THE CONNECTICUT CONTINENTAL LINE
Color Guard of the Connecticut Society of the Sons of the American Revolution
Regiments of the “Connecticut Line” – The experiences of the first two years of the war, especially the failure in Canada and the defeats in the campaign around New York in ’76, had demonstrated that the contest could not be successfully carried on with troops enlisted for short terms.
The need of a permanent, disciplined army to cope with the British “regulars” was recognized as urgent. Congress, accordingly, by resolutions of Sept. 16th, 20th, and Oct. 8th, 1776, provided for such a body. The “establishment” of the current year would disband on Dec. 31, leaving the country practically at the mercy of the enemy should they be disposed to push a vigorous winter campaign. To take the place of this out-going force it was enacted that eighty-eight infantry regiments be raised for continuous service to the end of the war unless otherwise ordered. They were proportioned among the States according to their population. Thus, Massachusetts and Virginia were to furnish each fifteen regiments, Pennsylvania twelve, New York four, Maryland and Connecticut each eight, and the rest in like ratio.
As a body they were to form a grand “Continental Line,” and would, so far, resemble the “Regiments of the Line” in the British establishment. They differed from the latter, however, in this respect, that instead of being numbered consecutively in the main line the regiments of each State formed a sub-division by themselves and were numbered from the “First” to the “Fifth”, or the “Eighth” or the “Fifteenth,” and so on, as the case might be. Each State quota thus became a “Line” in itself, which was designated by it’s State name. Hence, the “Massachusetts Line,” the “South Carolina Line,” the “Connecticut Line,” etc., – each being a distinct body, commanded by officers from its own State, and cared for by its own State, as well as by Congress.
Inspired by a common cause, and welded in homogeneous form under the leadership of Washington, it was these State “Lines,” facing the enemy as a single “Continental Line,” that were to bear the burden of the war for the next six years and bring it to a successful close.
– Connecticut Men in the War of the Revolution, Adj. Gen., Hartford, 1889
Today, the Color Guard of the Connecticut Society of the Sons of the American Revolution portrays a “Connecticut Continental Line” unit, wearing the blue regimental coat with white facings as ordered in 1779 for New England troops.
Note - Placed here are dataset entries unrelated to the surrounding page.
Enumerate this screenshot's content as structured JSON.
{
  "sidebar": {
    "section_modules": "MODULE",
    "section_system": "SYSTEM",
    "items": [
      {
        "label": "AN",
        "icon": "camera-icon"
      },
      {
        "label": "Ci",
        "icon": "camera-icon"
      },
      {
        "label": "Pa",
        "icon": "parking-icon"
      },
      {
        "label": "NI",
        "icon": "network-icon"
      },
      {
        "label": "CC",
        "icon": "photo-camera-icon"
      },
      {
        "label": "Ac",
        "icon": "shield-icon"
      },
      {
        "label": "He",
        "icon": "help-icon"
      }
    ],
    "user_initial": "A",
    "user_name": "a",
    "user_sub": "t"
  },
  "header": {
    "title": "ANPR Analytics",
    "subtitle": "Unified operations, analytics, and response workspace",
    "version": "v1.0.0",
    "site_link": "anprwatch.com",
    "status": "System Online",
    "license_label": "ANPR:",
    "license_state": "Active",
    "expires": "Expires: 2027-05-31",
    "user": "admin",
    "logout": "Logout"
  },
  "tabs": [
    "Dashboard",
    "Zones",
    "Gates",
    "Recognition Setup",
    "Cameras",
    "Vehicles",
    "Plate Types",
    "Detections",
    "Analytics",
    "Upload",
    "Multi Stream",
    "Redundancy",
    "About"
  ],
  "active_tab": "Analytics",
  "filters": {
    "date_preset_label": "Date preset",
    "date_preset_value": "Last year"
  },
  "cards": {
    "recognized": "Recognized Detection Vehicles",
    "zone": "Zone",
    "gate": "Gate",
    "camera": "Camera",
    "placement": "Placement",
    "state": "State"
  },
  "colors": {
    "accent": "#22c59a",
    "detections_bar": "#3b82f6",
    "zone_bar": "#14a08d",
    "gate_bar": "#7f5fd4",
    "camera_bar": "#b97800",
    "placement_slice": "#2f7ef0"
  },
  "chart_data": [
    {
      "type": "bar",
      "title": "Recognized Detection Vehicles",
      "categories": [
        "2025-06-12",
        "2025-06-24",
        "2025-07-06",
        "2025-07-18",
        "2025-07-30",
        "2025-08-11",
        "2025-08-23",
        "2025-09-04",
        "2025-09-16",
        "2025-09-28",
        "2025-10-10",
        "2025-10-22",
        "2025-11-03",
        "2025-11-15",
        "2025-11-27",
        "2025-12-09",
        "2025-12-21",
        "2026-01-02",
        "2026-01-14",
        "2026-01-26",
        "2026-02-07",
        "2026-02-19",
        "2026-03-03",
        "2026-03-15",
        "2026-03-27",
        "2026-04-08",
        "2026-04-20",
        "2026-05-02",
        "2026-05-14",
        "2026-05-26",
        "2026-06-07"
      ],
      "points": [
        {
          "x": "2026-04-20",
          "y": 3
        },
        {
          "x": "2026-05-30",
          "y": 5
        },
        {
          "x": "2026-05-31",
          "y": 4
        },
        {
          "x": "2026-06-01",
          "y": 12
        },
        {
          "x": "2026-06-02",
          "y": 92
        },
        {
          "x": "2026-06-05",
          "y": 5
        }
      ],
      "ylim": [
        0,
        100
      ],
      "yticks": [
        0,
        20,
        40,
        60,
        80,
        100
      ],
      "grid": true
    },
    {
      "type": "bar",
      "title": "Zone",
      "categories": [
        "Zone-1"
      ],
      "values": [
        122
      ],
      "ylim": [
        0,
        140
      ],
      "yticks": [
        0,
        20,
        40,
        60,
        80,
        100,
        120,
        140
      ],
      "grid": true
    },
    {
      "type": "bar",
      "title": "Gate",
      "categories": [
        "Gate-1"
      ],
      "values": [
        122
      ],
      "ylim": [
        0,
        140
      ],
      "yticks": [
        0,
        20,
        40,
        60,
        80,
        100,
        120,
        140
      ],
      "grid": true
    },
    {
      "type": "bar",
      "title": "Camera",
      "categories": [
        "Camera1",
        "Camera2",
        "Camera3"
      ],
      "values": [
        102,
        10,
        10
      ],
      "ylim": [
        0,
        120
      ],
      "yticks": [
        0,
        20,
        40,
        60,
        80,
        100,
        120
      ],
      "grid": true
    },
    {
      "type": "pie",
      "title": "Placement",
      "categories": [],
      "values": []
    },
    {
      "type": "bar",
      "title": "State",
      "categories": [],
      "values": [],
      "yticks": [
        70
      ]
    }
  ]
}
Prior to this regulation, the only Connecticut Continental Line unit to wear a blue coat faced white was the 6th Regiment. The other regiments wore as follows:
1st Regiment, Red Coat faced white;
2nd Regiment, dark brown faced white;
3rd Regiment, light brown faced red;
4th Regiment, brown faced red;
5th Regiment, blue turned up with scarlet;
7th Regiment, scarlet faced faced white;
8th Regiment, blue faced scarlet and scarlet and white.
Uniformity in regiments was more of an exception then a rule particularly in the early years of the war, and it was common to see hunting shirts and civilian clothing in the ranks. This diversity of clothing is evident in the Color Guard today.